If there is any fossil fuel that we love as much as our gasoline, it is natural gas. For many, it heats our homes, cooks our food, warms our bathwater and dries our clothes. It is always there at the turn of a knob or a touch of a switch and few have any idea how it gets here or whether it might run out some day. Actually commodities like natural gas don’t run out, they just get more and more expensive.
About 10 years ago there was much concern that America was indeed going to run short on natural gas.
Our domestic gas fields were depleting and the prospects for Canadian gas did not look much better, so a considerable effort was made to build facilities that would gasify the very cold liquefied natural gas (LNG) that was imported from abroad so it could be injected into the U.S.’s domestic natural gas distribution network.
Before the LNG import program really got off the ground, however, fracking came into vogue in the US and US natural gas production took off. This jump in production led to such a decline in natural gas prices that many analysts believe that “fracked” gas costs more to produce than it can be sold for — but so long as investors could be found, natural gas production just grew and grew – going from about 3 billion cubic feet per day in 2006 to some 32 billion last year.
The great increase in natural gas production soon led to calls to start liquefying and exporting the gas, which until recently was selling for about $3 per million BTUs in the U.S. and six times that much in Asia. If producers could get world prices for at least some of their production then they could start making a profit on all these fracked wells they were drilling. Washington responded to the calls to start exporting our surplus gas and several facilities to convert the gas into LNG are already under construction or have been approved.
Before getting into what may be a period of uncertainty ahead, a few words about how the natural gas industry works in the U.S. First we are currently consuming about 26 trillion cubic feet each year. The four major consumer groups for gas are residences, commercial establishments, industrial facilities, and electric power plants.
While our industrial consumption of 7 trillion cubic feet per year is fairly stable throughout the year, the 19 trillion cubic feet consumed by residences, commercial buildings, and power plants varies considerably depending on the season and average temperatures. To allow for the great variation in usage between bitterly cold winter days and mild spring and autumn ones, the U.S. natural gas industry keeps some 2 to 3 trillion cubic feet of natural gas stored in 400 underground caverns to smooth out the supply. When there is a surplus of gas being produced or imported, usually between April and October, gas is injected into these caverns raising the stockpile to 3-4 trillion cubic feet just before winter sets in.

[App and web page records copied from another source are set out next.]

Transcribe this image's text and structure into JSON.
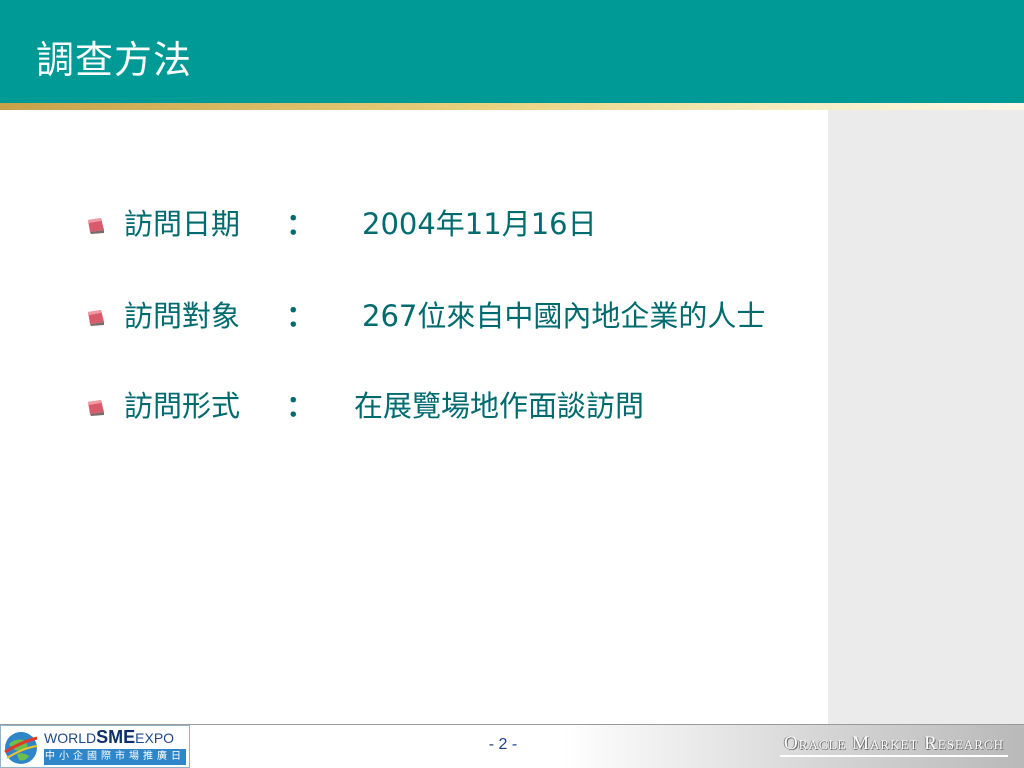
{
  "slide": {
    "title": "調查方法",
    "page_number": "- 2 -"
  },
  "bullets": [
    {
      "label": "訪問日期",
      "colon": "：",
      "value": "2004年11月16日"
    },
    {
      "label": "訪問對象",
      "colon": "：",
      "value": "267位來自中國內地企業的人士"
    },
    {
      "label": "訪問形式",
      "colon": "：",
      "value": "在展覽場地作面談訪問"
    }
  ],
  "footer": {
    "logo_world": "WORLD",
    "logo_sme": "SME",
    "logo_expo": "EXPO",
    "logo_chinese": "中小企國際市場推廣日",
    "brand": "Oracle Market Research"
  },
  "colors": {
    "header": "#009a96",
    "bullet_text": "#006b6f",
    "side_panel": "#ebebeb",
    "bullet_icon": "#d95a6a"
  },
  "icons": {
    "bullet": "square-bullet-icon",
    "logo": "globe-icon"
  }
}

When the demand for commercial and residential heating increases, usually in November, gas is pulled from the storage caverns to supplement what is being produced and we can all stay warm. This of course varies with how cold the winter is. A couple of years ago the winter was so warm that our storage caverns were setting records for the amount of gas they contained.

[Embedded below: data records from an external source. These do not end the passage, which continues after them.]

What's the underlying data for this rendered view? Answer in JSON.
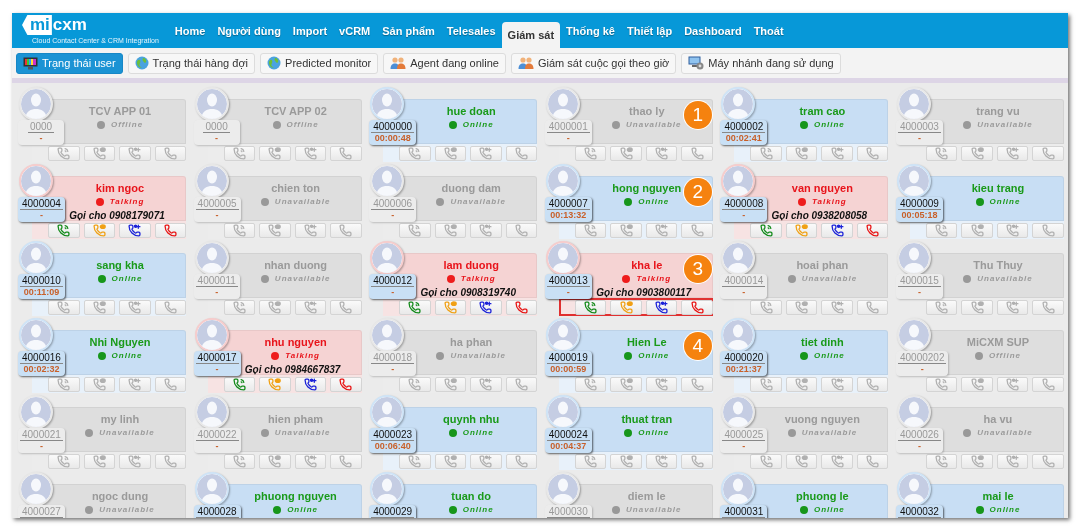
{
  "logo": {
    "part_a": "mi",
    "part_b": "cxm",
    "tagline": "Cloud Contact Center & CRM Integration"
  },
  "nav": [
    {
      "label": "Home",
      "selected": false
    },
    {
      "label": "Người dùng",
      "selected": false
    },
    {
      "label": "Import",
      "selected": false
    },
    {
      "label": "vCRM",
      "selected": false
    },
    {
      "label": "Sản phẩm",
      "selected": false
    },
    {
      "label": "Telesales",
      "selected": false
    },
    {
      "label": "Giám sát",
      "selected": true
    },
    {
      "label": "Thống kê",
      "selected": false
    },
    {
      "label": "Thiết lập",
      "selected": false
    },
    {
      "label": "Dashboard",
      "selected": false
    },
    {
      "label": "Thoát",
      "selected": false
    }
  ],
  "toolbar": [
    {
      "label": "Trạng thái user",
      "selected": true
    },
    {
      "label": "Trạng thái hàng đợi",
      "selected": false
    },
    {
      "label": "Predicted monitor",
      "selected": false
    },
    {
      "label": "Agent đang online",
      "selected": false
    },
    {
      "label": "Giám sát cuộc gọi theo giờ",
      "selected": false
    },
    {
      "label": "Máy nhánh đang sử dụng",
      "selected": false
    }
  ],
  "agents": [
    {
      "name": "TCV APP 01",
      "ext": "0000",
      "status": "Offline",
      "kind": "offline",
      "time": "-"
    },
    {
      "name": "TCV APP 02",
      "ext": "0000",
      "status": "Offline",
      "kind": "offline",
      "time": "-"
    },
    {
      "name": "hue doan",
      "ext": "4000000",
      "status": "Online",
      "kind": "online",
      "time": "00:00:48"
    },
    {
      "name": "thao ly",
      "ext": "4000001",
      "status": "Unavailable",
      "kind": "unavailable",
      "time": "-",
      "marker": "1"
    },
    {
      "name": "tram cao",
      "ext": "4000002",
      "status": "Online",
      "kind": "online",
      "time": "00:02:41"
    },
    {
      "name": "trang vu",
      "ext": "4000003",
      "status": "Unavailable",
      "kind": "unavailable",
      "time": "-"
    },
    {
      "name": "kim ngoc",
      "ext": "4000004",
      "status": "Talking",
      "kind": "talking",
      "time": "-",
      "call": "Gọi cho 0908179071"
    },
    {
      "name": "chien ton",
      "ext": "4000005",
      "status": "Unavailable",
      "kind": "unavailable",
      "time": "-"
    },
    {
      "name": "duong dam",
      "ext": "4000006",
      "status": "Unavailable",
      "kind": "unavailable",
      "time": "-"
    },
    {
      "name": "hong nguyen",
      "ext": "4000007",
      "status": "Online",
      "kind": "online",
      "time": "00:13:32",
      "marker": "2"
    },
    {
      "name": "van nguyen",
      "ext": "4000008",
      "status": "Talking",
      "kind": "talking",
      "time": "-",
      "call": "Gọi cho 0938208058"
    },
    {
      "name": "kieu trang",
      "ext": "4000009",
      "status": "Online",
      "kind": "online",
      "time": "00:05:18"
    },
    {
      "name": "sang kha",
      "ext": "4000010",
      "status": "Online",
      "kind": "online",
      "time": "00:11:09"
    },
    {
      "name": "nhan duong",
      "ext": "4000011",
      "status": "Unavailable",
      "kind": "unavailable",
      "time": "-"
    },
    {
      "name": "lam duong",
      "ext": "4000012",
      "status": "Talking",
      "kind": "talking",
      "time": "-",
      "call": "Gọi cho 0908319740"
    },
    {
      "name": "kha le",
      "ext": "4000013",
      "status": "Talking",
      "kind": "talking",
      "time": "-",
      "call": "Gọi cho 0903800117",
      "marker": "3",
      "highlighted": true
    },
    {
      "name": "hoai phan",
      "ext": "4000014",
      "status": "Unavailable",
      "kind": "unavailable",
      "time": "-"
    },
    {
      "name": "Thu Thuy",
      "ext": "4000015",
      "status": "Unavailable",
      "kind": "unavailable",
      "time": "-"
    },
    {
      "name": "Nhi Nguyen",
      "ext": "4000016",
      "status": "Online",
      "kind": "online",
      "time": "00:02:32"
    },
    {
      "name": "nhu nguyen",
      "ext": "4000017",
      "status": "Talking",
      "kind": "talking",
      "time": "-",
      "call": "Gọi cho 0984667837"
    },
    {
      "name": "ha phan",
      "ext": "4000018",
      "status": "Unavailable",
      "kind": "unavailable",
      "time": "-"
    },
    {
      "name": "Hien Le",
      "ext": "4000019",
      "status": "Online",
      "kind": "online",
      "time": "00:00:59",
      "marker": "4"
    },
    {
      "name": "tiet dinh",
      "ext": "4000020",
      "status": "Online",
      "kind": "online",
      "time": "00:21:37"
    },
    {
      "name": "MiCXM SUP",
      "ext": "40000202",
      "status": "Offline",
      "kind": "offline",
      "time": "-"
    },
    {
      "name": "my linh",
      "ext": "4000021",
      "status": "Unavailable",
      "kind": "unavailable",
      "time": "-"
    },
    {
      "name": "hien pham",
      "ext": "4000022",
      "status": "Unavailable",
      "kind": "unavailable",
      "time": "-"
    },
    {
      "name": "quynh nhu",
      "ext": "4000023",
      "status": "Online",
      "kind": "online",
      "time": "00:06:40"
    },
    {
      "name": "thuat tran",
      "ext": "4000024",
      "status": "Online",
      "kind": "online",
      "time": "00:04:37"
    },
    {
      "name": "vuong nguyen",
      "ext": "4000025",
      "status": "Unavailable",
      "kind": "unavailable",
      "time": "-"
    },
    {
      "name": "ha vu",
      "ext": "4000026",
      "status": "Unavailable",
      "kind": "unavailable",
      "time": "-"
    },
    {
      "name": "ngoc dung",
      "ext": "4000027",
      "status": "Unavailable",
      "kind": "unavailable"
    },
    {
      "name": "phuong nguyen",
      "ext": "4000028",
      "status": "Online",
      "kind": "online"
    },
    {
      "name": "tuan do",
      "ext": "4000029",
      "status": "Online",
      "kind": "online"
    },
    {
      "name": "diem le",
      "ext": "4000030",
      "status": "Unavailable",
      "kind": "unavailable"
    },
    {
      "name": "phuong le",
      "ext": "4000031",
      "status": "Online",
      "kind": "online"
    },
    {
      "name": "mai le",
      "ext": "4000032",
      "status": "Online",
      "kind": "online"
    }
  ]
}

This winter, however, a shift in the polar jet stream let great masses of frigid air pour down from the North Pole across the U.S.; the demand for natural gas began to set records; and the natural gas stockpiles plunged. From 3.8 trillion cubic feet of useable natural gas in storage, our stocks are now about 1.2 trillion. The situation in the eastern part of the country is worse than for the nation as a whole with stocks now down to less than 600 billion cubic feet and the winter not yet over.
Currently the forecasters are saying that it is unlikely we will see another record breaking arctic blast this winter, but even if spring comes, we will still draw gas from our storage caverns for at least another three or four weeks to keep warm. By April when supply once again outpaces demand and injections into storage begin, we should be in pretty good shape. The key question is that with our stocks at such low levels, can we build them back to 3.8 trillion cubic feet or so before November and the next heating season begins. If next winter is anything like the winter of 2013-2014, then shortages of natural gas and much higher prices can be expected.
There is still more this story however. As I mentioned before, unless the people who are doing the drilling and fracking for shale gas can find gas that contains a large amount of natural gas liquids which sell for a lot more than “dry” natural gas, they are in many cases losing money. As we all know, fracked natural gas wells go dry very quickly. One investment bank estimates that U.S. natural gas production is declining on the order of 24 percent each year, and that we need to drill and frack about 6 trillion cubic feet worth of new wells each year just to keep production even.
We have now had four months of very cold, snowy weather which has not been exactly conducive to drilling and fracking new gas wells. Our gas well drillers have a lot to do in the seven months before next winter sets in. All this is starting to look as if further increases in natural gas production, at least at the extremely cheap prices we have been enjoying for the last five years, may be coming to an end.
It is too early to panic, but a lot of signs point to troubles ahead.